Id. Despite the decision by the trial court in his favor, Hawkins never moved the Court of Appeals for permission to enter a formal order granting a new trial. In fact, he objected when the State attempted to set a date for entry of a formal order, which would have commenced the speedy trial limit much earlier. When the Court of Appeals learned of the decision to grant a new trial, it sent a letter directing that no formal order could be entered without the Court of Appeals' permission. Hawkins never moved for that permission, and therefore the trial court could not enter a formal order that would have commenced the speedy trial limit.
¶ 36 Finally, the parties argued below that CrR 3.3(c)(2)(iv) could set the commencement date at Hawkins's first appearance after the mandate (July 11, 2011). The Court of Appeals rejected that argument, reasoning that the rule is intended only for decisions that result in the need for a new trial. Hawkins, 2013 WL 3777099, at *5. Regardless of whether that is true, the new trial was scheduled within 90 days of that date and therefore Hawkins's speedy trial rights would not be violated even if that date served as the commencement date. We affirm the Court of Appeals on this issue and hold that Hawkins's speedy trial rights were not violated.

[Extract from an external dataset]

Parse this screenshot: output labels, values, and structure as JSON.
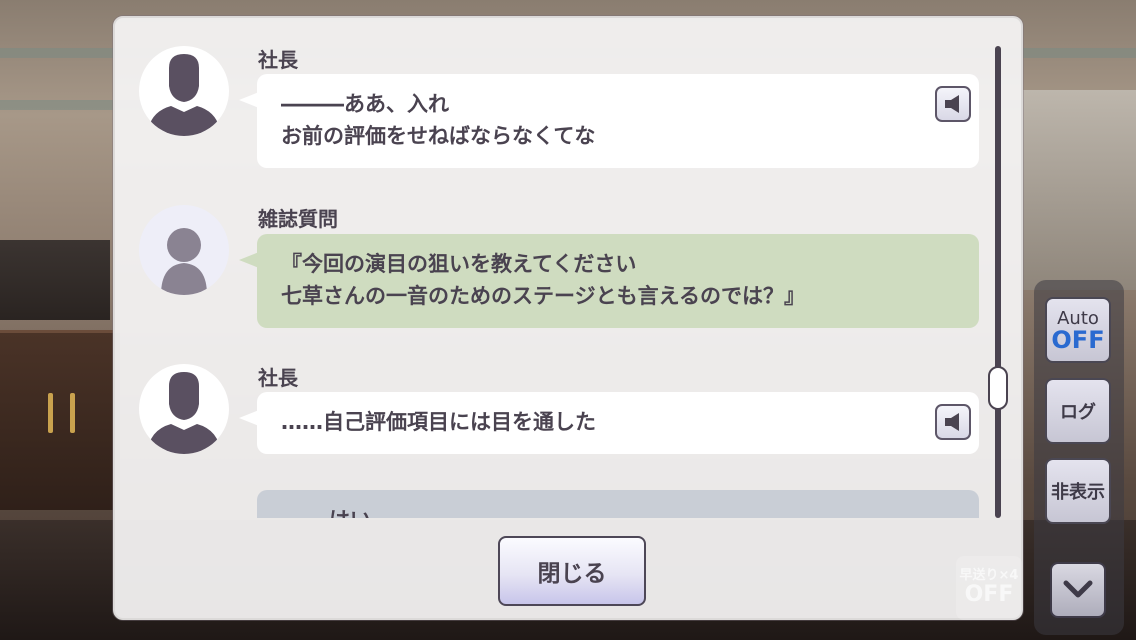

¶ 37 The trial court did not abuse its discretion in awarding Hawkins a new trial. The Court of Appeals did not give proper deference to the trial court's ruling that the evidence was material and could not have been discovered and produced at trial using reasonable diligence. We reverse the Court of Appeals on this issue. However, the time set for the new trial did not violate Hawkins's right to a speedy trial under CrR 3.3. Under that rule, a defendant must be brought to trial 90 days from when a formal order is entered granting a new trial, not 90 days from when the trial court issues an informal opinion expressing its intention to grant a new trial. We affirm the Court of Appeals on this issue.

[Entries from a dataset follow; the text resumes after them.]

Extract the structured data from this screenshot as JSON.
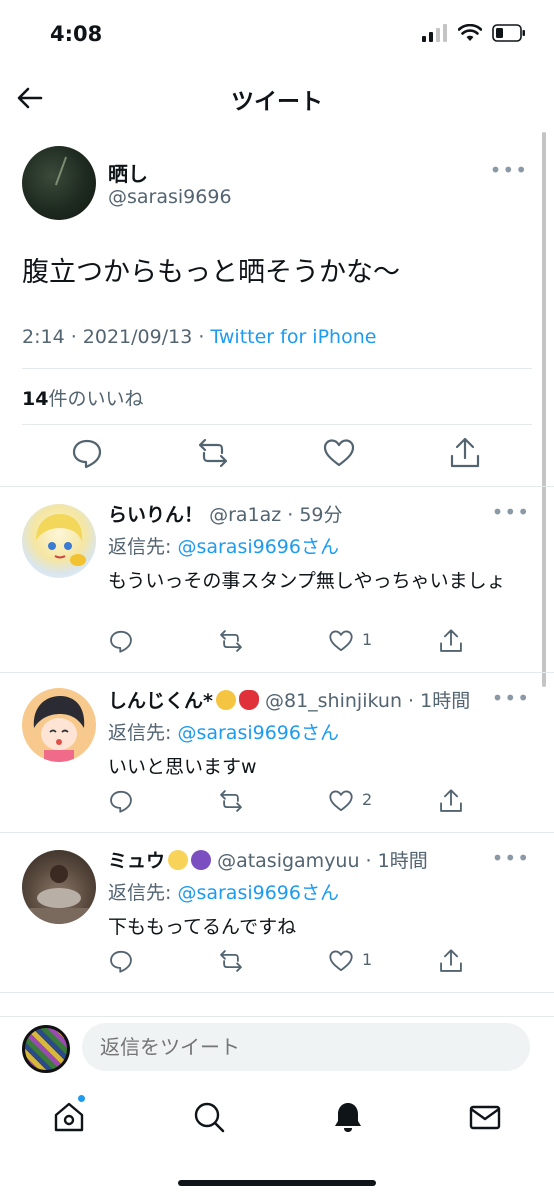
{
  "status_bar": {
    "time": "4:08"
  },
  "nav": {
    "title": "ツイート"
  },
  "main_tweet": {
    "name": "晒し",
    "handle": "@sarasi9696",
    "text": "腹立つからもっと晒そうかな〜",
    "time_date": "2:14 · 2021/09/13 · ",
    "source": "Twitter for iPhone",
    "likes_count": "14",
    "likes_label": "件のいいね"
  },
  "replies": [
    {
      "name": "らいりん！",
      "meta": "@ra1az · 59分",
      "reply_prefix": "返信先: ",
      "reply_mention": "@sarasi9696さん",
      "text": "もういっその事スタンプ無しやっちゃいましょ",
      "like_count": "1"
    },
    {
      "name": "しんじくん*",
      "meta": "@81_shinjikun · 1時間",
      "reply_prefix": "返信先: ",
      "reply_mention": "@sarasi9696さん",
      "text": "いいと思いますw",
      "like_count": "2"
    },
    {
      "name": "ミュウ",
      "meta": "@atasigamyuu · 1時間",
      "reply_prefix": "返信先: ",
      "reply_mention": "@sarasi9696さん",
      "text": "下ももってるんですね",
      "like_count": "1"
    }
  ],
  "compose": {
    "placeholder": "返信をツイート"
  },
  "colors": {
    "accent": "#1d9bf0",
    "muted": "#536471",
    "text": "#0f1419"
  },
  "icons": [
    "back-arrow-icon",
    "reply-icon",
    "retweet-icon",
    "like-icon",
    "share-icon",
    "more-icon",
    "home-icon",
    "search-icon",
    "bell-icon",
    "mail-icon"
  ]
}
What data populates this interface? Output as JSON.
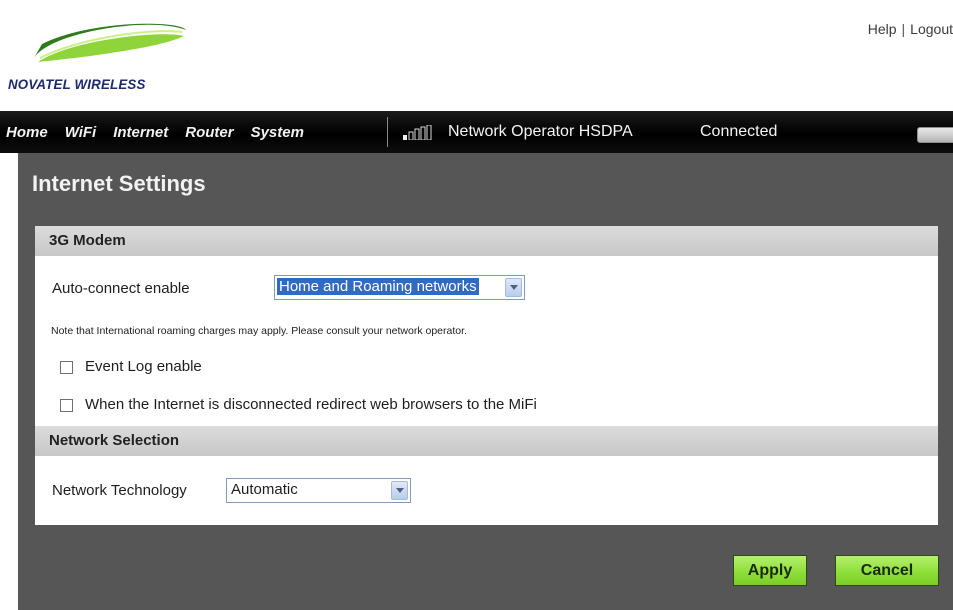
{
  "brand": {
    "logo_text": "NOVATEL WIRELESS",
    "swoosh_colors": [
      "#2e7d1a",
      "#8fd43a"
    ]
  },
  "top_links": {
    "help": "Help",
    "separator": "|",
    "logout": "Logout"
  },
  "nav": {
    "items": [
      {
        "label": "Home"
      },
      {
        "label": "WiFi"
      },
      {
        "label": "Internet"
      },
      {
        "label": "Router"
      },
      {
        "label": "System"
      }
    ],
    "signal_icon": "signal-bars-icon",
    "operator": "Network Operator HSDPA",
    "connection_status": "Connected",
    "battery_icon": "battery-icon"
  },
  "page": {
    "title": "Internet Settings",
    "sections": {
      "modem": {
        "header": "3G Modem",
        "auto_connect_label": "Auto-connect enable",
        "auto_connect_value": "Home and Roaming networks",
        "note": "Note that International roaming charges may apply. Please consult your network operator.",
        "event_log_label": "Event Log enable",
        "event_log_checked": false,
        "redirect_label": "When the Internet is disconnected redirect web browsers to the MiFi",
        "redirect_checked": false
      },
      "network": {
        "header": "Network Selection",
        "technology_label": "Network Technology",
        "technology_value": "Automatic"
      }
    },
    "buttons": {
      "apply": "Apply",
      "cancel": "Cancel"
    }
  },
  "colors": {
    "nav_background": "#000000",
    "content_background": "#565656",
    "button_green": "#8ee038",
    "select_highlight": "#316ac5"
  }
}
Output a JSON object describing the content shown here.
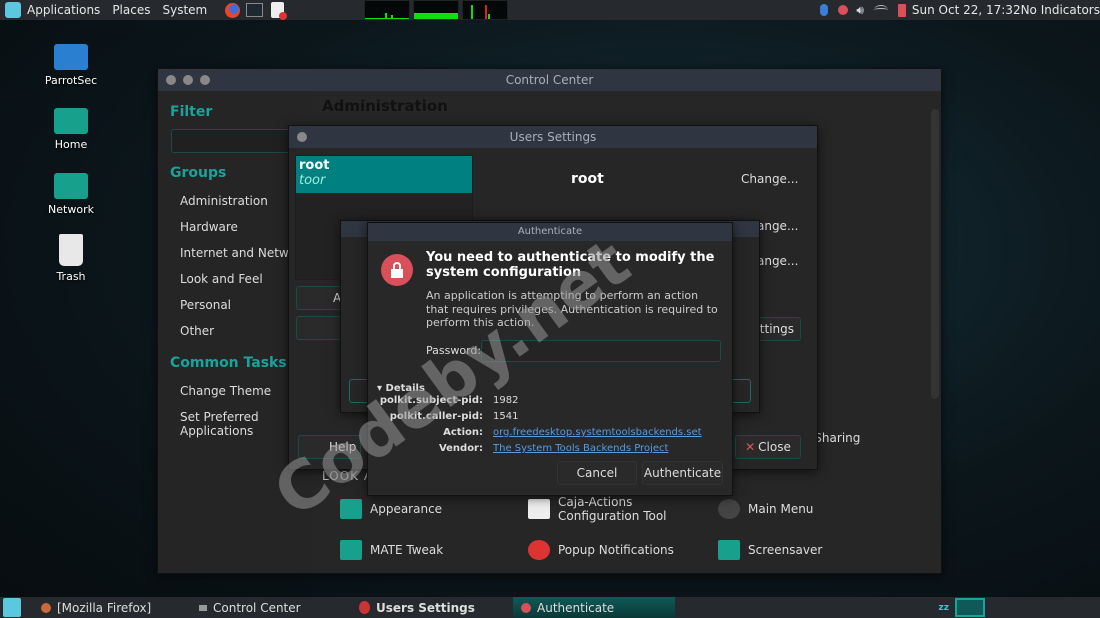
{
  "top_panel": {
    "menus": [
      "Applications",
      "Places",
      "System"
    ],
    "launchers": [
      "firefox-icon",
      "terminal-icon",
      "text-editor-icon"
    ],
    "clock": "Sun Oct 22, 17:32",
    "indicators": "No Indicators",
    "tray": [
      "bluetooth-icon",
      "lock-icon",
      "volume-icon",
      "wifi-icon",
      "battery-icon"
    ]
  },
  "desktop": {
    "icons": [
      {
        "label": "ParrotSec"
      },
      {
        "label": "Home"
      },
      {
        "label": "Network"
      },
      {
        "label": "Trash"
      }
    ]
  },
  "control_center": {
    "title": "Control Center",
    "filter_heading": "Filter",
    "filter_value": "",
    "groups_heading": "Groups",
    "groups": [
      "Administration",
      "Hardware",
      "Internet and Network",
      "Look and Feel",
      "Personal",
      "Other"
    ],
    "tasks_heading": "Common Tasks",
    "tasks": [
      "Change Theme",
      "Set Preferred Applications"
    ],
    "section_admin": "Administration",
    "section_look": "LOOK AND FEEL",
    "sharing": "Desktop Sharing",
    "items": [
      "Appearance",
      "Caja-Actions Configuration Tool",
      "Main Menu",
      "MATE Tweak",
      "Popup Notifications",
      "Screensaver"
    ]
  },
  "users_settings": {
    "title": "Users Settings",
    "user_name": "root",
    "user_full": "toor",
    "detail_name": "root",
    "change": "Change...",
    "add": "Add",
    "settings": "Settings",
    "help": "Help",
    "close": "Close"
  },
  "auth": {
    "title": "Authenticate",
    "heading": "You need to authenticate to modify the system configuration",
    "body": "An application is attempting to perform an action that requires privileges. Authentication is required to perform this action.",
    "password_label": "Password:",
    "password_value": "",
    "details": "Details",
    "rows": [
      {
        "label": "polkit.subject-pid:",
        "value": "1982"
      },
      {
        "label": "polkit.caller-pid:",
        "value": "1541"
      },
      {
        "label": "Action:",
        "value": "org.freedesktop.systemtoolsbackends.set",
        "link": true
      },
      {
        "label": "Vendor:",
        "value": "The System Tools Backends Project",
        "link": true
      }
    ],
    "cancel": "Cancel",
    "authenticate": "Authenticate"
  },
  "taskbar": {
    "items": [
      {
        "label": "[Mozilla Firefox]"
      },
      {
        "label": "Control Center"
      },
      {
        "label": "Users Settings"
      },
      {
        "label": "Authenticate",
        "active": true
      }
    ]
  },
  "watermark": "Codeby.net",
  "colors": {
    "accent": "#008080",
    "lock": "#d9505a",
    "link": "#5a9be0"
  }
}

1. Britt and Hawkins agreed four years before Britt acquired the orchard to keep their assets separate. Sundance Slope was entirely in her name.

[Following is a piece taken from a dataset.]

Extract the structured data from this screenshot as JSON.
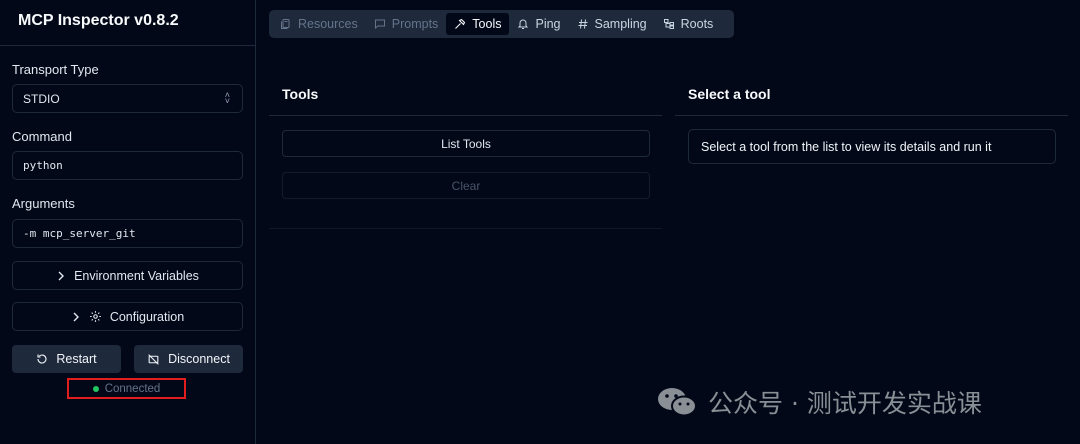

2. RLF was referred to as different names at different points in the trial but will be referred to hereafter as RLF.
3. There are other pieces of equipment mentioned in the record, but Hawkins was charged only in relation to these four pieces.
4. Morrison owned a blue Ford pickup truck.
5. Morrison discovered the missing Landini tractor, parked on the side of the road next to property owned by Sundance Slope. He checked the engine number himself, claimed that it matched the serial number of RLF's missing Landini, and reported it to the police. The jury acquitted Hawkins of the charge related to the Landini.
6. The full language of the relevant portion of CrR 3.3(c) is as follows:(2) Resetting of Commencement Date. On occurrence of one of the following events, a new commencement date shall be established, and the elapsed time shall be reset to zero. If more than one of these events occurs, the commencement date shall be the latest of the dates specified in this subsection.(iii) New Trial. The entry of an order granting a mistrial or new trial or allowing the defendant to withdraw a plea of guilty. The new commencement date shall be the date the order is entered.(iv) Appellate Review or Stay. The acceptance of review or grant of a stay by an appellate court. The new commencement date shall be the date of the defendant's appearance that next follows the receipt by the clerk of the superior court of the mandate or written order terminating review or stay.
WE CONCUR: MADSEN, C.J., JOHNSON, FAIRHURST, STEPHENS, WIGGINS, GONZÁLEZ, and GORDON McCLOUD, JJ., and LEACH, J.P.T.